Honors College Theses

Publication Date



Nutrition & Food Science (B.S.)

Document Type and Release Option

Thesis (open access)

Faculty Mentor

Joelle Romanchik-Cerpovicz

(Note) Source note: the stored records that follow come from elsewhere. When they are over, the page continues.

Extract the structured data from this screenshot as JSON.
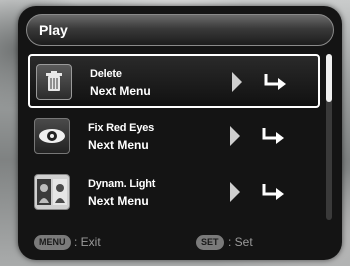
{
  "header": {
    "title": "Play"
  },
  "menu": {
    "items": [
      {
        "title": "Delete",
        "subtitle": "Next Menu",
        "icon": "trash-icon",
        "selected": true
      },
      {
        "title": "Fix Red Eyes",
        "subtitle": "Next Menu",
        "icon": "eye-icon",
        "selected": false
      },
      {
        "title": "Dynam. Light",
        "subtitle": "Next Menu",
        "icon": "dynamic-light-icon",
        "selected": false
      }
    ]
  },
  "scrollbar": {
    "position": 0.0
  },
  "footer": {
    "menu_key": "MENU",
    "menu_action": ": Exit",
    "set_key": "SET",
    "set_action": ": Set"
  },
  "colors": {
    "panel": "#141414",
    "selected_border": "#ffffff",
    "text": "#ffffff",
    "footer_text": "#9a9a9a"
  }
}
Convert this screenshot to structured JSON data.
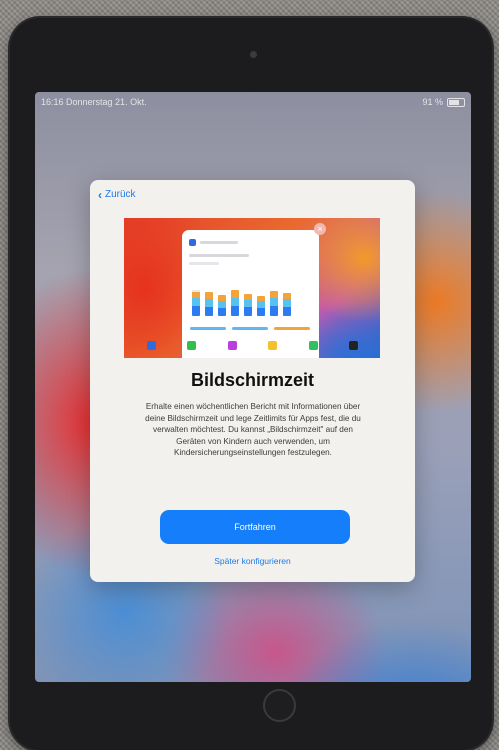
{
  "status_bar": {
    "time_date": "16:16  Donnerstag 21. Okt.",
    "right_indicator": "91 %"
  },
  "back_button": {
    "label": "Zurück",
    "icon": "chevron-left-icon"
  },
  "illustration": {
    "close_icon": "close-icon",
    "dock_colors": [
      "#2e6be0",
      "#2fbf4a",
      "#b93ee0",
      "#f2c22e",
      "#30c060",
      "#222222"
    ]
  },
  "title": "Bildschirmzeit",
  "description": "Erhalte einen wöchentlichen Bericht mit Informationen über deine Bildschirmzeit und lege Zeitlimits für Apps fest, die du verwalten möchtest. Du kannst „Bildschirmzeit\" auf den Geräten von Kindern auch verwenden, um Kindersicherungseinstellungen festzulegen.",
  "primary_button": {
    "label": "Fortfahren"
  },
  "secondary_button": {
    "label": "Später konfigurieren"
  },
  "colors": {
    "accent": "#157efb",
    "sheet_background": "#f2f1ee"
  }
}
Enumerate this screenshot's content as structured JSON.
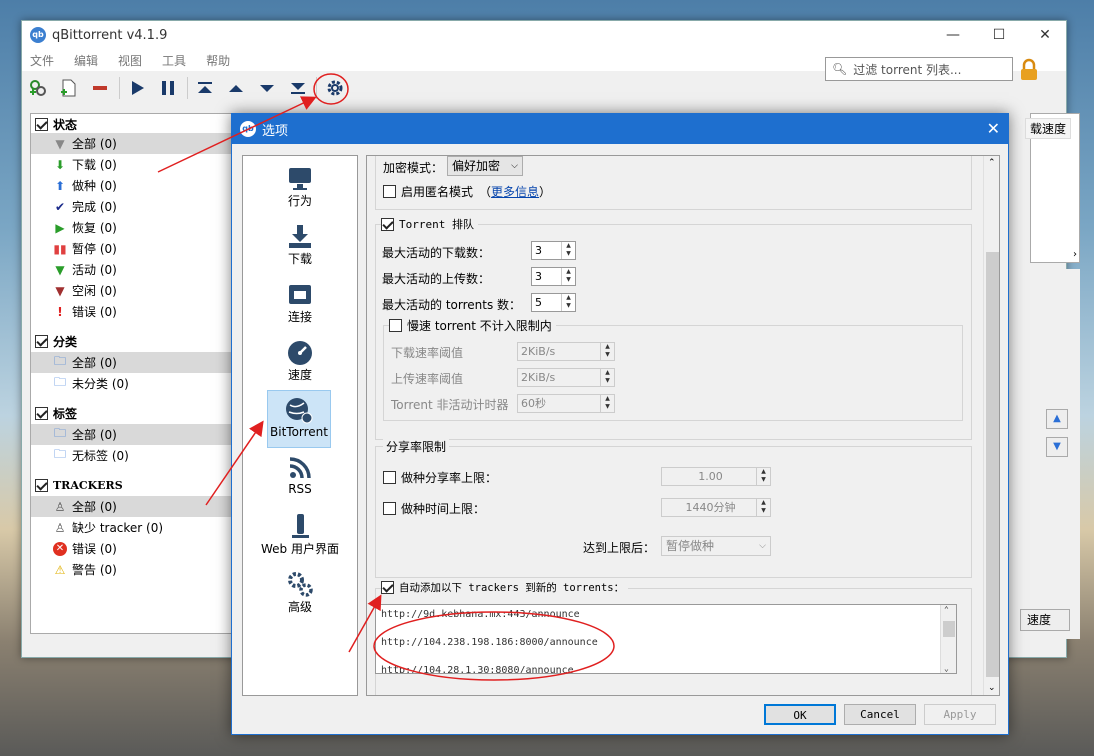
{
  "window": {
    "title": "qBittorrent v4.1.9",
    "app_icon": "qb"
  },
  "menu": [
    "文件",
    "编辑",
    "视图",
    "工具",
    "帮助"
  ],
  "filter": {
    "placeholder": "过滤 torrent 列表..."
  },
  "sidebar": {
    "status": {
      "title": "状态",
      "items": [
        {
          "label": "全部 (0)",
          "icon": "filter-icon",
          "color": "#888"
        },
        {
          "label": "下载 (0)",
          "icon": "down-arrow-icon",
          "color": "#2a9d2a"
        },
        {
          "label": "做种 (0)",
          "icon": "up-arrow-icon",
          "color": "#2b6fd6"
        },
        {
          "label": "完成 (0)",
          "icon": "checkmark-icon",
          "color": "#1a2a8a"
        },
        {
          "label": "恢复 (0)",
          "icon": "play-icon",
          "color": "#2a9d2a"
        },
        {
          "label": "暂停 (0)",
          "icon": "pause-icon",
          "color": "#e04040"
        },
        {
          "label": "活动 (0)",
          "icon": "filter-icon",
          "color": "#2a9d2a"
        },
        {
          "label": "空闲 (0)",
          "icon": "filter-icon",
          "color": "#a03030"
        },
        {
          "label": "错误 (0)",
          "icon": "exclamation-icon",
          "color": "#e02020"
        }
      ]
    },
    "category": {
      "title": "分类",
      "items": [
        "全部 (0)",
        "未分类 (0)"
      ]
    },
    "tags": {
      "title": "标签",
      "items": [
        "全部 (0)",
        "无标签 (0)"
      ]
    },
    "trackers": {
      "title": "TRACKERS",
      "items": [
        {
          "label": "全部 (0)",
          "icon": "server-icon"
        },
        {
          "label": "缺少 tracker (0)",
          "icon": "server-icon"
        },
        {
          "label": "错误 (0)",
          "icon": "error-icon"
        },
        {
          "label": "警告 (0)",
          "icon": "warning-icon"
        }
      ]
    }
  },
  "right_panel": {
    "column": "载速度",
    "speed_button": "速度"
  },
  "dialog": {
    "title": "选项",
    "nav": [
      {
        "label": "行为",
        "icon": "monitor-icon"
      },
      {
        "label": "下载",
        "icon": "download-icon"
      },
      {
        "label": "连接",
        "icon": "network-icon"
      },
      {
        "label": "速度",
        "icon": "speedometer-icon"
      },
      {
        "label": "BitTorrent",
        "icon": "bittorrent-globe-icon"
      },
      {
        "label": "RSS",
        "icon": "rss-icon"
      },
      {
        "label": "Web 用户界面",
        "icon": "web-ui-icon"
      },
      {
        "label": "高级",
        "icon": "gears-icon"
      }
    ],
    "encryption": {
      "label": "加密模式：",
      "value": "偏好加密"
    },
    "anonymous": {
      "label": "启用匿名模式",
      "link_open": "（",
      "link": "更多信息",
      "link_close": "）"
    },
    "queue": {
      "title": "Torrent 排队",
      "max_downloads": {
        "label": "最大活动的下载数：",
        "value": "3"
      },
      "max_uploads": {
        "label": "最大活动的上传数：",
        "value": "3"
      },
      "max_torrents": {
        "label": "最大活动的 torrents 数：",
        "value": "5"
      },
      "slow": {
        "title": "慢速 torrent 不计入限制内",
        "dl_threshold": {
          "label": "下载速率阈值",
          "value": "2KiB/s"
        },
        "ul_threshold": {
          "label": "上传速率阈值",
          "value": "2KiB/s"
        },
        "inactive_timer": {
          "label": "Torrent 非活动计时器",
          "value": "60秒"
        }
      }
    },
    "share": {
      "title": "分享率限制",
      "ratio": {
        "label": "做种分享率上限：",
        "value": "1.00"
      },
      "time": {
        "label": "做种时间上限：",
        "value": "1440分钟"
      },
      "action": {
        "label": "达到上限后：",
        "value": "暂停做种"
      }
    },
    "trackers": {
      "title": "自动添加以下 trackers 到新的 torrents：",
      "lines": [
        "http://9d.kebhana.mx:443/announce",
        "http://104.238.198.186:8000/announce",
        "http://104.28.1.30:8080/announce"
      ]
    },
    "buttons": {
      "ok": "OK",
      "cancel": "Cancel",
      "apply": "Apply"
    }
  },
  "colors": {
    "accent": "#1e6fcf",
    "annotation": "#e02020",
    "selected": "#d9d9d9"
  }
}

Kudzu, also known as kuzu, is a rapidly growing, vine invasive in the Southeastern United States following introduction for soil erosion control in the late 19th century. Native to Southeastern Asia, its roots are rich in starch which has been used in traditional Eastern cuisine as a sauce thickener. Use of kudzu starch in Western cuisine is limited. This study compared the consistency, percent sag, and consumer acceptability of whole milk vanilla pudding prepared with kudzu starch to vanilla pudding prepared with cornstarch, a more commonly used thickening agent in the United States (control). The consistency (Bostwick Consistometer; 50°C) and percent sag (4°C; 24h) of the puddings did not differ. In addition, fifty-one consumers evaluated appearance, smell, creaminess, flavor, aftertaste, and overall acceptability of the puddings using a hedonic scale (9=extremely like, 5= neutral, 1=extremely dislike). Willingness to purchase was also evaluated (9=definitely yes, 5=neutral, 1=definitely no). Overall acceptability of whole milk kudzu starch-thickened vanilla pudding was positive (7.0+/-1.3) and did not significantly differ from corn starch-thickened vanilla pudding (6.2+/-1.8). Appearance, smell, creaminess, flavor, and aftertaste of both puddings were also liked (means+/-SD>5.0) and did not significantly differ. Finally, consumers were similarly willing to purchase (means+/-SD>5.0) both puddings. This work shows that kudzu starch is acceptable as a cornstarch substitute in dairy-based vanilla pudding and may be recommended by registered dietitians as a value-added alternative to corn starch in pudding preparation. Future studies will determine if kudzu starch is similarly acceptable when the fat content of puddings is varied.